AIM OF THE TASK => In the records, each line holding "kind" must be reported.

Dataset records

------------------------------------------------------------------------

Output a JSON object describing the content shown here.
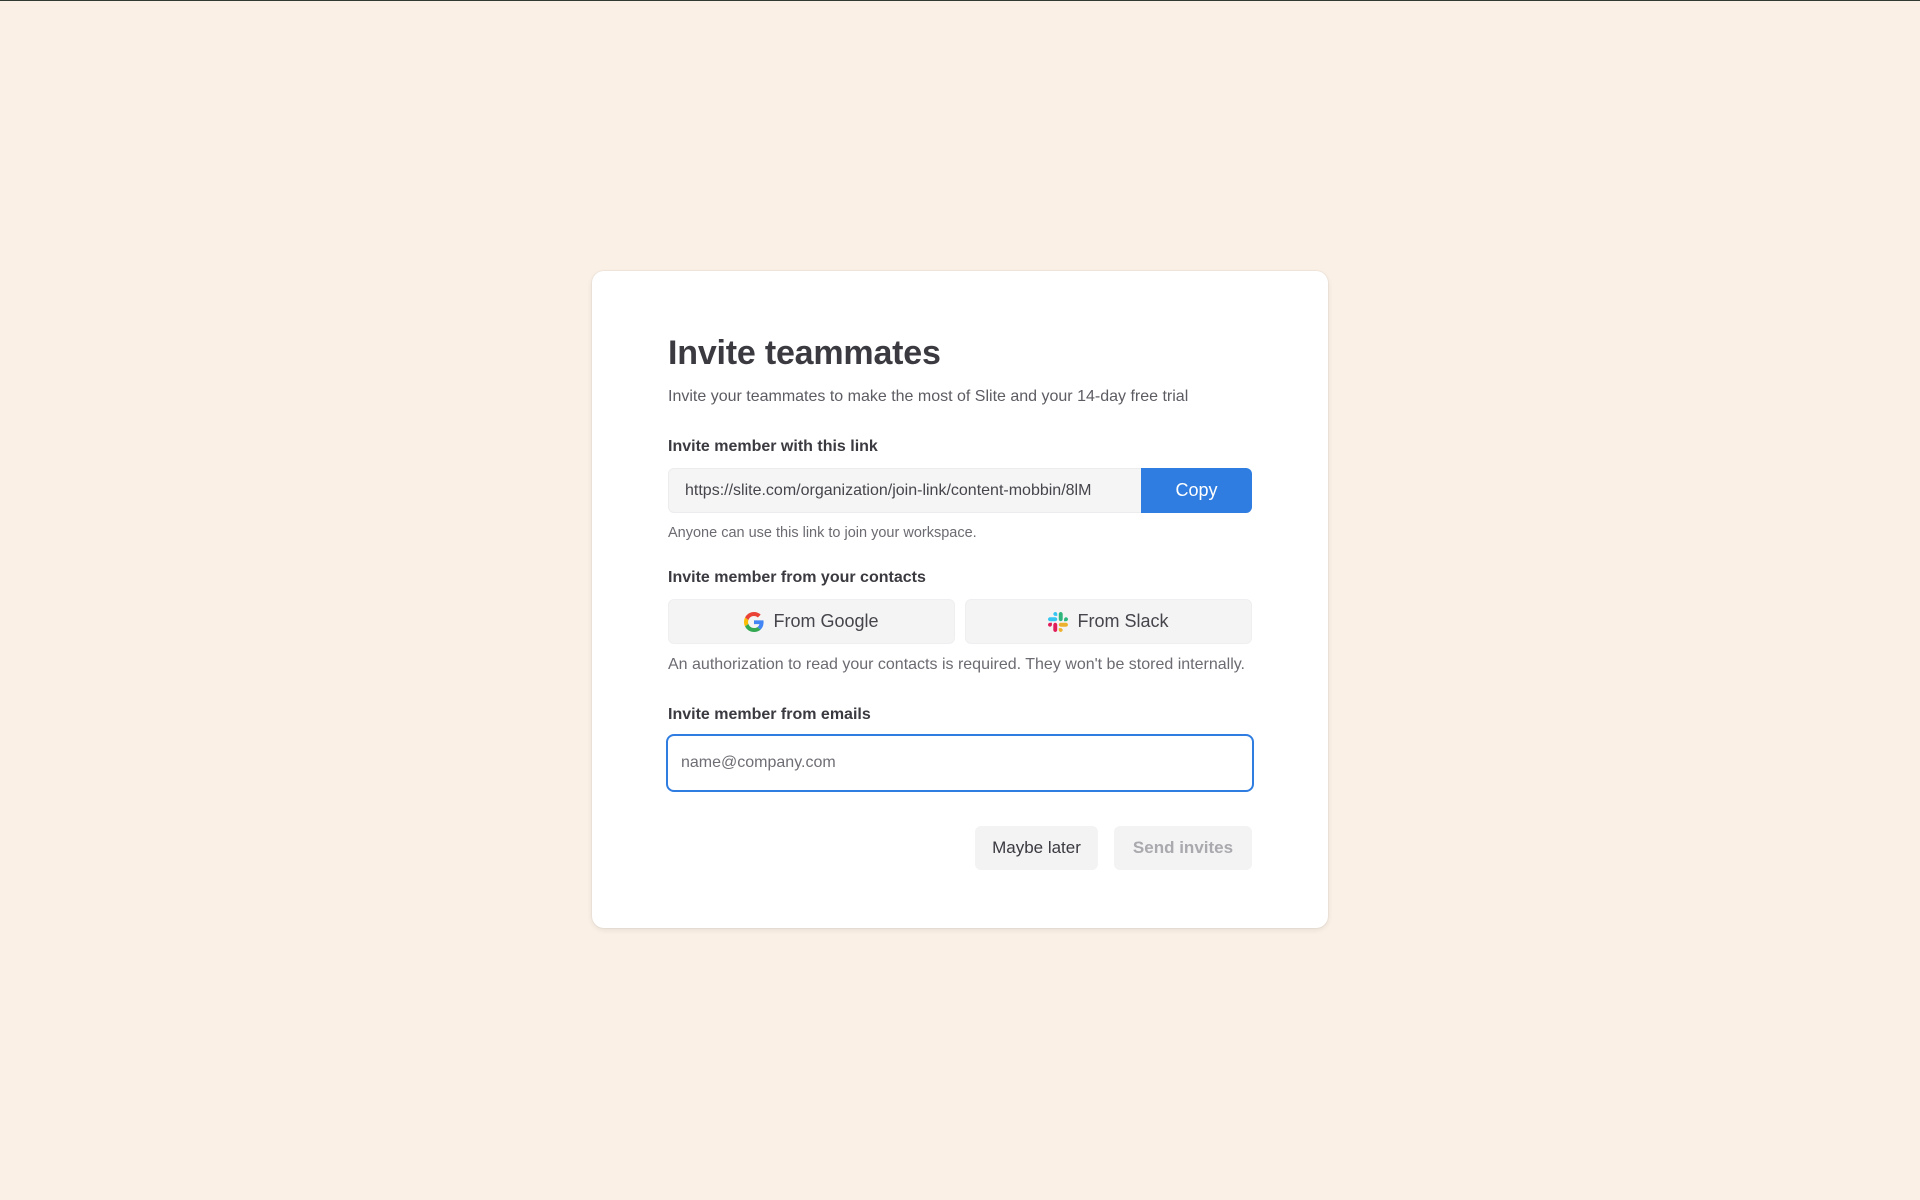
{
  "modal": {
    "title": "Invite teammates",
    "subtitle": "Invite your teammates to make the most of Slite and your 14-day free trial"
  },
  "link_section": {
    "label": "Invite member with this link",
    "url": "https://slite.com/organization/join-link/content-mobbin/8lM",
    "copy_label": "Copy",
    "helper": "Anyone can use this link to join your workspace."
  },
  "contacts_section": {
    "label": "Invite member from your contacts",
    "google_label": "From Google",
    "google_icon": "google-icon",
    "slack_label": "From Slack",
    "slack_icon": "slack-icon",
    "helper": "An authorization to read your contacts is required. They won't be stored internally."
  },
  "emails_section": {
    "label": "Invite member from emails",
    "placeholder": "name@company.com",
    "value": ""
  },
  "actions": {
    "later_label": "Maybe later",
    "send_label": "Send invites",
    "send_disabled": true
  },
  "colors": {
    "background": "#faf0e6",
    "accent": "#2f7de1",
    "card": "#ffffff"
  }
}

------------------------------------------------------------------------

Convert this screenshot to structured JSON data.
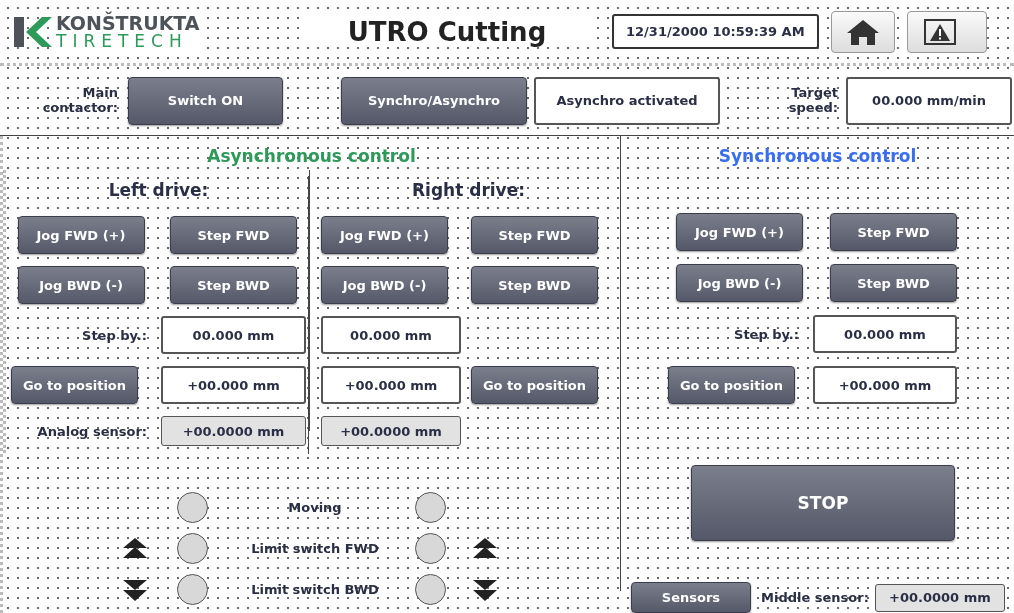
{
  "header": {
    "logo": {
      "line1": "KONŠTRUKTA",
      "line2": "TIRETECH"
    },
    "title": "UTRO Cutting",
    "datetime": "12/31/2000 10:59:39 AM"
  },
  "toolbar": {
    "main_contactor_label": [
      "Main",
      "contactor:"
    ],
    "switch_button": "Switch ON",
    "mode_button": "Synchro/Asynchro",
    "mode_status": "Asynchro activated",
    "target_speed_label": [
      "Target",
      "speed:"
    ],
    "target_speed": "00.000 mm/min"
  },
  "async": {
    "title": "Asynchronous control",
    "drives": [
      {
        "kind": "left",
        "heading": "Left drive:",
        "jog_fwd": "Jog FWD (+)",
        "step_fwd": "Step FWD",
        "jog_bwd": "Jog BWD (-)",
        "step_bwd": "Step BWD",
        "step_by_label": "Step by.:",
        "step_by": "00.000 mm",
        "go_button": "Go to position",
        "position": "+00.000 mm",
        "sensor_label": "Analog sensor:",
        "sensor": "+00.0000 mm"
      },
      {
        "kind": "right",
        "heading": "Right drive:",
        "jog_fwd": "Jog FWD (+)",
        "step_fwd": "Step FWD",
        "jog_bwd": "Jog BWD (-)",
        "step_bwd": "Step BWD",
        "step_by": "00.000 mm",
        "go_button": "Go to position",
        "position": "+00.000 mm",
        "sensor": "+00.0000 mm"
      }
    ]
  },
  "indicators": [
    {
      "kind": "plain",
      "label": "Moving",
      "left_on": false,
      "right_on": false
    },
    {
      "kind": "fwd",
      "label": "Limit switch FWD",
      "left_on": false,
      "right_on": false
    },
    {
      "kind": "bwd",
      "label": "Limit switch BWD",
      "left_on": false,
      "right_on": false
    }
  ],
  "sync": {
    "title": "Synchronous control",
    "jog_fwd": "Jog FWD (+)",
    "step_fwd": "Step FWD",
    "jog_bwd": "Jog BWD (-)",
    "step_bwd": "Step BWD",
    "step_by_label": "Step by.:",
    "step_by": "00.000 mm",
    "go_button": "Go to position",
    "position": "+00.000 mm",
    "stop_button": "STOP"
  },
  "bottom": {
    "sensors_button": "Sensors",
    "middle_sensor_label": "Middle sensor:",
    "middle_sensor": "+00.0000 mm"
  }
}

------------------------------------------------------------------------

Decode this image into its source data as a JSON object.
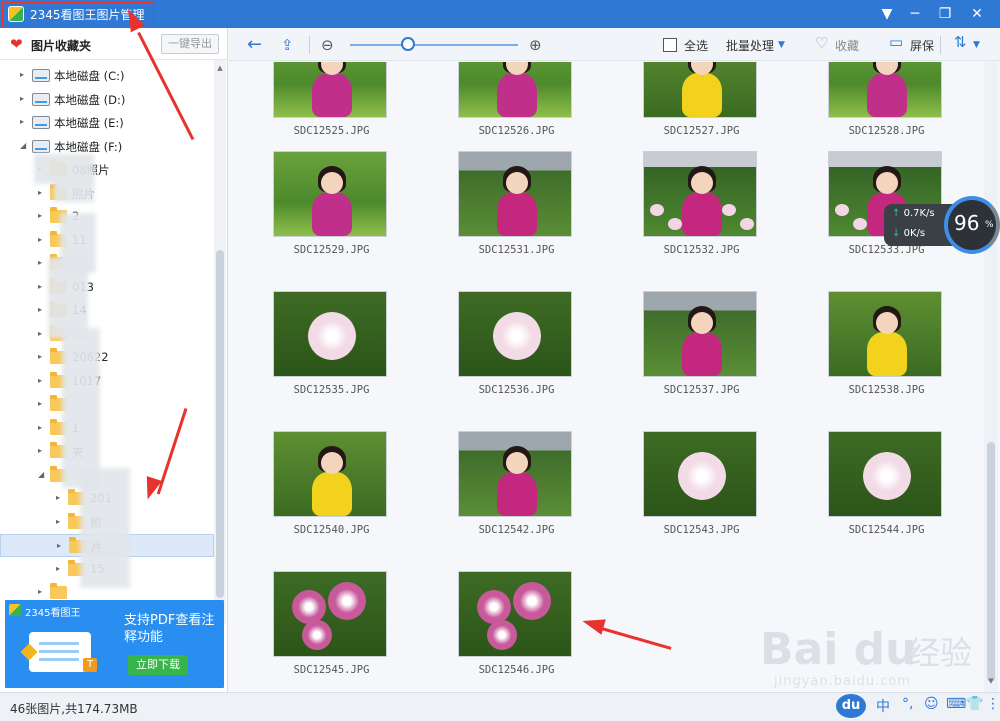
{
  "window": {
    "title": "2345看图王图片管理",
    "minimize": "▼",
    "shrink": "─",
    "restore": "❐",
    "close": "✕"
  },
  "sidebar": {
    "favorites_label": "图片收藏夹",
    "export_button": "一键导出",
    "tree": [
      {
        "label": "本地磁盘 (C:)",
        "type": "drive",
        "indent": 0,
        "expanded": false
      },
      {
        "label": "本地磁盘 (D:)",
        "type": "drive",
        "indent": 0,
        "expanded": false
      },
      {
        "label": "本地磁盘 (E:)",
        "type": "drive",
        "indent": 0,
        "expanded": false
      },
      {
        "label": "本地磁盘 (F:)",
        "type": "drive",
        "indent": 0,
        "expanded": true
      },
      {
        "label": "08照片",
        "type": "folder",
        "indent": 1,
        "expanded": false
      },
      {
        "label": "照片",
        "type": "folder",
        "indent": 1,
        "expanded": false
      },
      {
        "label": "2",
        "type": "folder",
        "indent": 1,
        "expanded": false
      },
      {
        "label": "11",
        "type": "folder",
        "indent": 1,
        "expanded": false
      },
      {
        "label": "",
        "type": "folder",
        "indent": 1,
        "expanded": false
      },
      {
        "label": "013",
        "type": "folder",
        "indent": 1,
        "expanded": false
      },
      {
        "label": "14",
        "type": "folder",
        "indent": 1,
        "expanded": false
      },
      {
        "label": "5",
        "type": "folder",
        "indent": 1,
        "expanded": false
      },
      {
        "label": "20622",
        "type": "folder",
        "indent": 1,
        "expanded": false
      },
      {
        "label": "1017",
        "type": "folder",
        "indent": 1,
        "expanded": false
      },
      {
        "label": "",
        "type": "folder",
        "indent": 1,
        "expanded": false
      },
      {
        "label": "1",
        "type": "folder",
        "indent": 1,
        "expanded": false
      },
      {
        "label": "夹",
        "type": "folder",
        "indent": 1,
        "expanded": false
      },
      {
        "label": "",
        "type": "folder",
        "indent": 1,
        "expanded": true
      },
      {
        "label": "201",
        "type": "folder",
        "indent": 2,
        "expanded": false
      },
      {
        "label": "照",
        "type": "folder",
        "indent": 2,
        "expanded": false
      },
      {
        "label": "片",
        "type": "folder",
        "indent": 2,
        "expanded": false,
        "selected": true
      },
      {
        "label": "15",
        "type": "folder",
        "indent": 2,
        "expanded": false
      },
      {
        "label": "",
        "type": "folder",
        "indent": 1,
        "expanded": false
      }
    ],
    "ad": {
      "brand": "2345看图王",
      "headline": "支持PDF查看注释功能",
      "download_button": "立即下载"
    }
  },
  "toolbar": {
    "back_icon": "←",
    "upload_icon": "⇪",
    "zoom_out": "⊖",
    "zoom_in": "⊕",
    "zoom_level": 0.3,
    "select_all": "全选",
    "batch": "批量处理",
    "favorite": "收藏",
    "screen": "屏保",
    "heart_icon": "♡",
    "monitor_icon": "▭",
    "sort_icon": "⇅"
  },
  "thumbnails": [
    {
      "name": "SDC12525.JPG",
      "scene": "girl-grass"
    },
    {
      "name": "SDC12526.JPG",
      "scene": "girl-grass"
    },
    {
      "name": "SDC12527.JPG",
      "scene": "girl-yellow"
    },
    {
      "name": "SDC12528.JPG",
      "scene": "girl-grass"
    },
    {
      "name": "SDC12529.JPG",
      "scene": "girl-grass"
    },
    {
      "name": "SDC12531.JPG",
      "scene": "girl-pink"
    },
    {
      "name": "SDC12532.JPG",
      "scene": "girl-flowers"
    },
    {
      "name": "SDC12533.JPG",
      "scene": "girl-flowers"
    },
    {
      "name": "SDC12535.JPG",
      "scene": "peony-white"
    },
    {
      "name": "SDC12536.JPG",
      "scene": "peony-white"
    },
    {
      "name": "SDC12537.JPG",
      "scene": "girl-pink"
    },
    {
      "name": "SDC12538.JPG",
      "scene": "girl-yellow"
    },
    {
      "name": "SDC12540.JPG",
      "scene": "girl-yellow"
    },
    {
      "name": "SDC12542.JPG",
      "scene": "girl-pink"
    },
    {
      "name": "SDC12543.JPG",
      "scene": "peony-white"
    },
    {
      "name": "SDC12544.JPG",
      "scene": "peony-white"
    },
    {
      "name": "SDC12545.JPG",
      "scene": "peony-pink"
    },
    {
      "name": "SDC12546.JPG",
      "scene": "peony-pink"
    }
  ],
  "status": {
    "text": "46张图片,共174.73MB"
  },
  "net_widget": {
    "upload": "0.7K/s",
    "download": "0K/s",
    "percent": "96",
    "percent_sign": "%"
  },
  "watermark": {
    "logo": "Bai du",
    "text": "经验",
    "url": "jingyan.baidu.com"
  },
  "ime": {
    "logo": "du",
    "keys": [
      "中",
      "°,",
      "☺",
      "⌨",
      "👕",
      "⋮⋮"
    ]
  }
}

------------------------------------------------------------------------

TASK RESULT =>
        "kind": "left",
        "kind": "right",
      "kind": "plain",
      "kind": "fwd",
      "kind": "bwd",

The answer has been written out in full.